** Opening Source information block **
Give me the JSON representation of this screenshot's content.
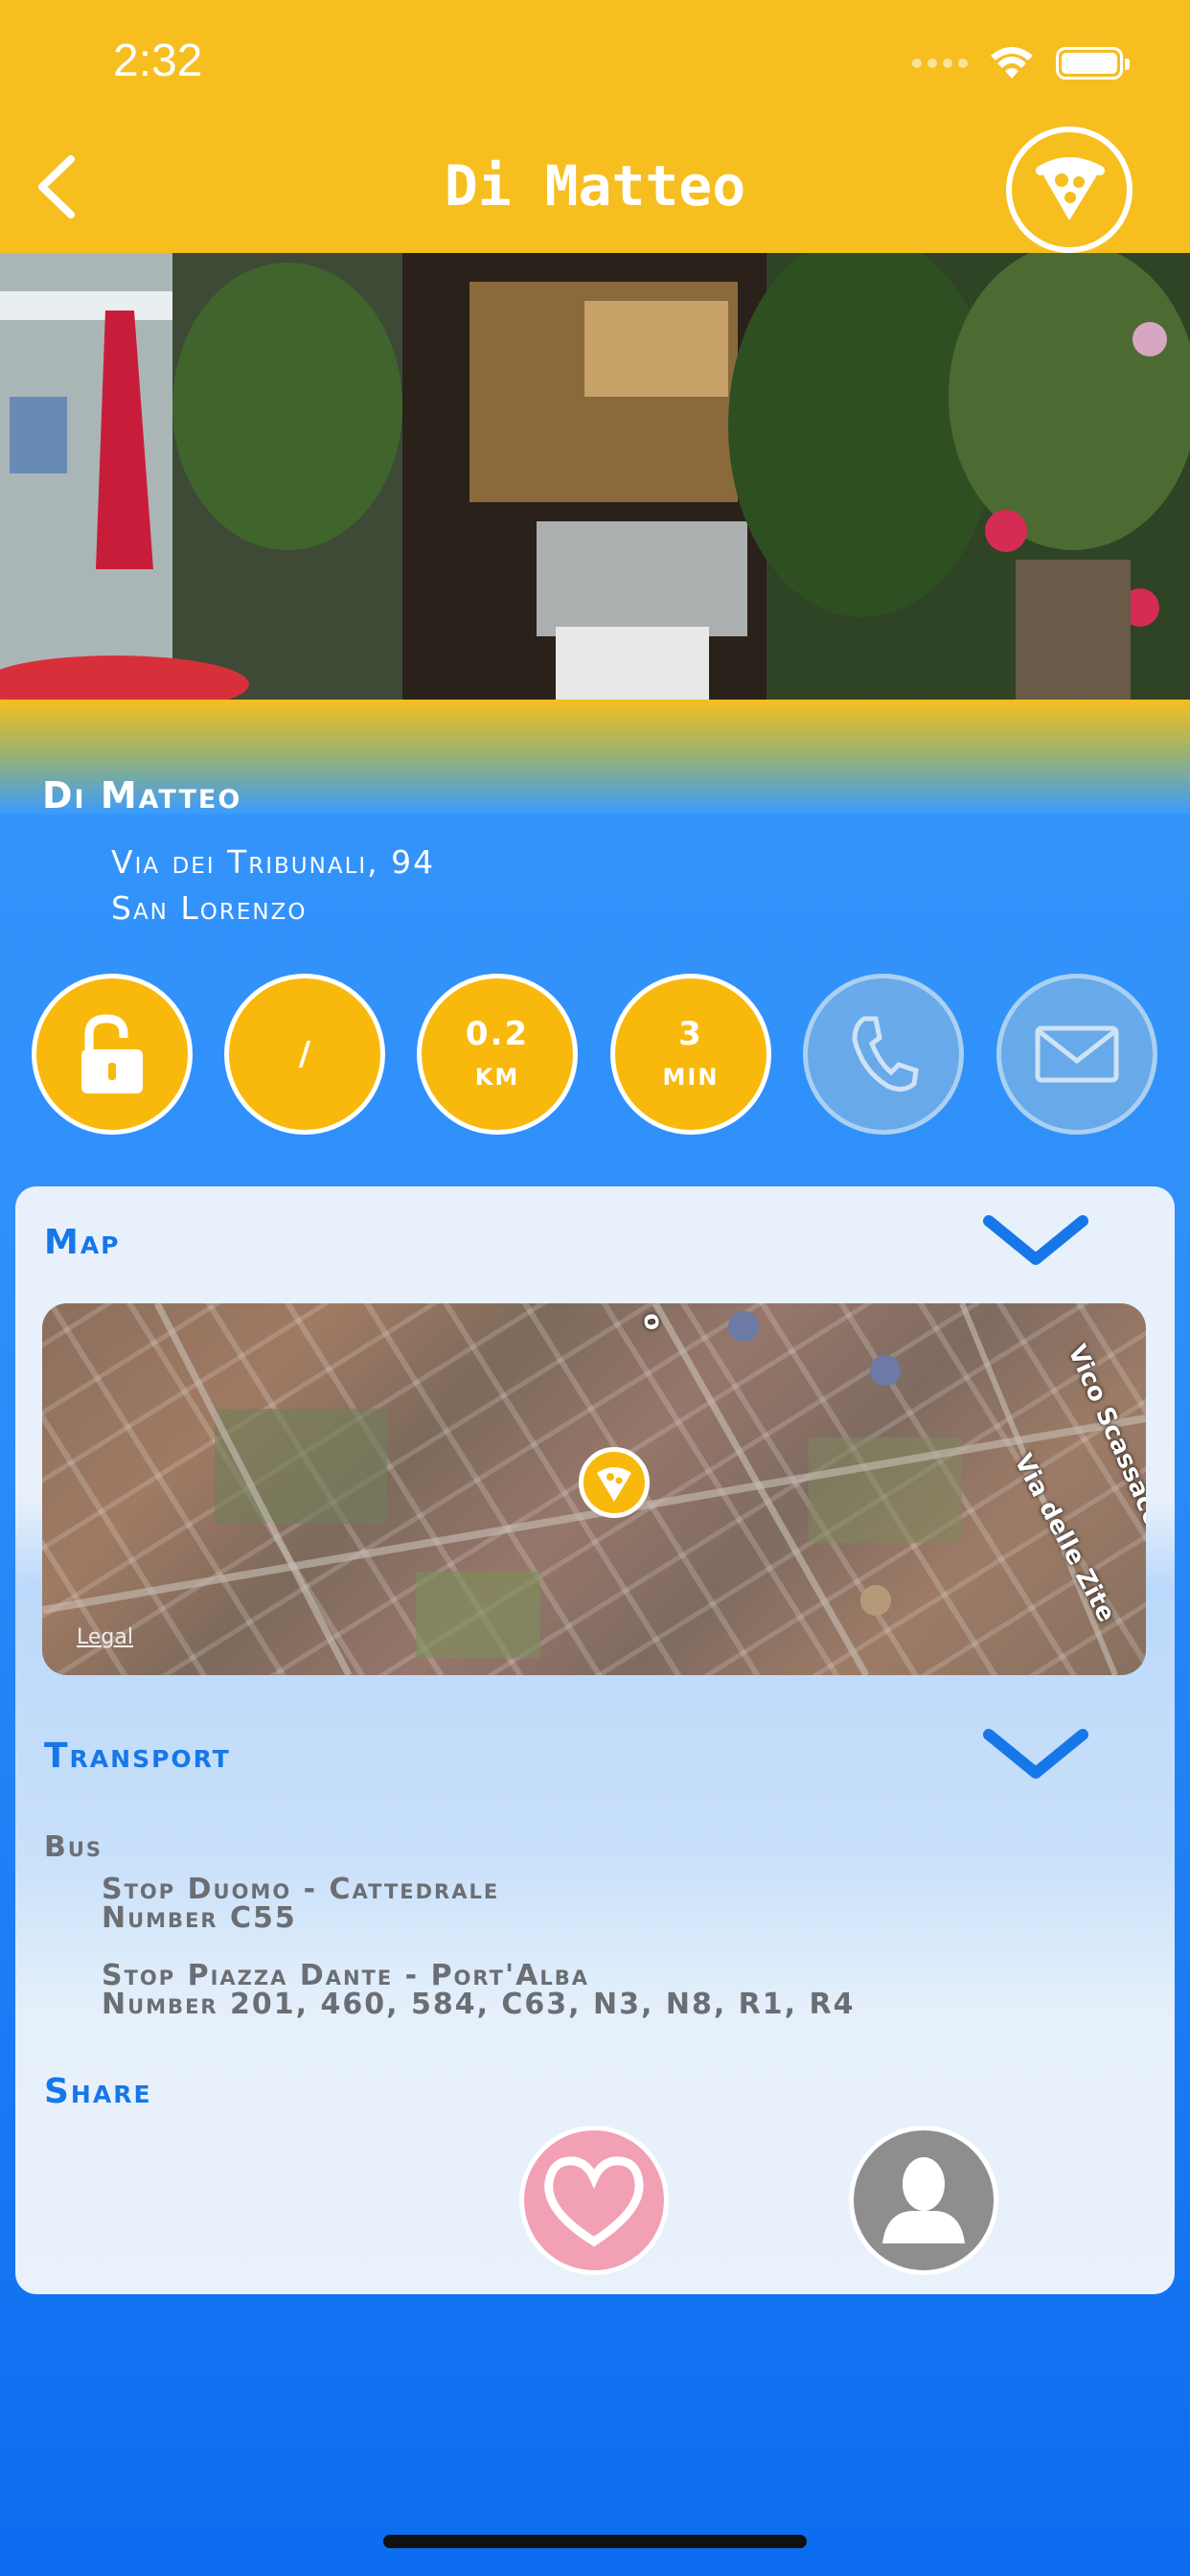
{
  "status": {
    "time": "2:32"
  },
  "nav": {
    "title": "Di Matteo"
  },
  "place": {
    "name": "Di Matteo",
    "address_line1": "Via dei Tribunali, 94",
    "address_line2": "San Lorenzo"
  },
  "info_circles": {
    "status_icon": "unlock-icon",
    "rating": "/",
    "distance_value": "0.2",
    "distance_unit": "km",
    "time_value": "3",
    "time_unit": "min",
    "phone_icon": "phone-icon",
    "mail_icon": "mail-icon"
  },
  "sections": {
    "map_title": "Map",
    "transport_title": "Transport",
    "share_title": "Share"
  },
  "map": {
    "streets": [
      "Vico Scassacocchi",
      "Via delle Zite",
      "o"
    ],
    "legal": "Legal"
  },
  "transport": {
    "mode": "Bus",
    "stops": [
      {
        "stop": "Stop Duomo - Cattedrale",
        "number": "Number C55"
      },
      {
        "stop": "Stop Piazza Dante - Port'Alba",
        "number": "Number 201, 460, 584, C63, N3, N8, R1, R4"
      }
    ]
  },
  "colors": {
    "accent_yellow": "#f6be1f",
    "circle_yellow": "#f8b90c",
    "blue": "#3a9bff",
    "section_blue": "#1677e8"
  }
}
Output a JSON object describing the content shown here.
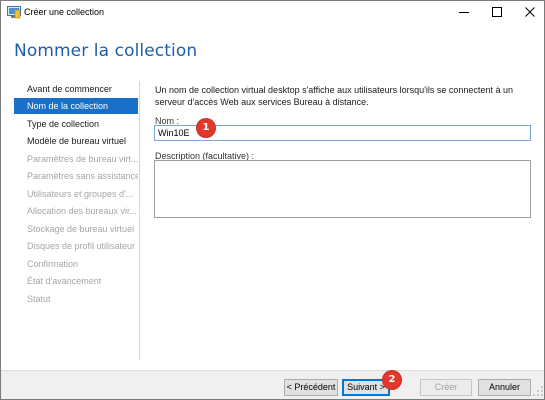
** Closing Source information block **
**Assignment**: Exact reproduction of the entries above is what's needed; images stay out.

**Answer to the problem**:
Give me the JSON representation of this screenshot's content.
{
  "status": {
    "time": "2:32"
  },
  "nav": {
    "title": "Di Matteo"
  },
  "place": {
    "name": "Di Matteo",
    "address_line1": "Via dei Tribunali, 94",
    "address_line2": "San Lorenzo"
  },
  "info_circles": {
    "status_icon": "unlock-icon",
    "rating": "/",
    "distance_value": "0.2",
    "distance_unit": "km",
    "time_value": "3",
    "time_unit": "min",
    "phone_icon": "phone-icon",
    "mail_icon": "mail-icon"
  },
  "sections": {
    "map_title": "Map",
    "transport_title": "Transport",
    "share_title": "Share"
  },
  "map": {
    "streets": [
      "Vico Scassacocchi",
      "Via delle Zite",
      "o"
    ],
    "legal": "Legal"
  },
  "transport": {
    "mode": "Bus",
    "stops": [
      {
        "stop": "Stop Duomo - Cattedrale",
        "number": "Number C55"
      },
      {
        "stop": "Stop Piazza Dante - Port'Alba",
        "number": "Number 201, 460, 584, C63, N3, N8, R1, R4"
      }
    ]
  },
  "colors": {
    "accent_yellow": "#f6be1f",
    "circle_yellow": "#f8b90c",
    "blue": "#3a9bff",
    "section_blue": "#1677e8"
  }
}
Output a JSON object describing the content shown here.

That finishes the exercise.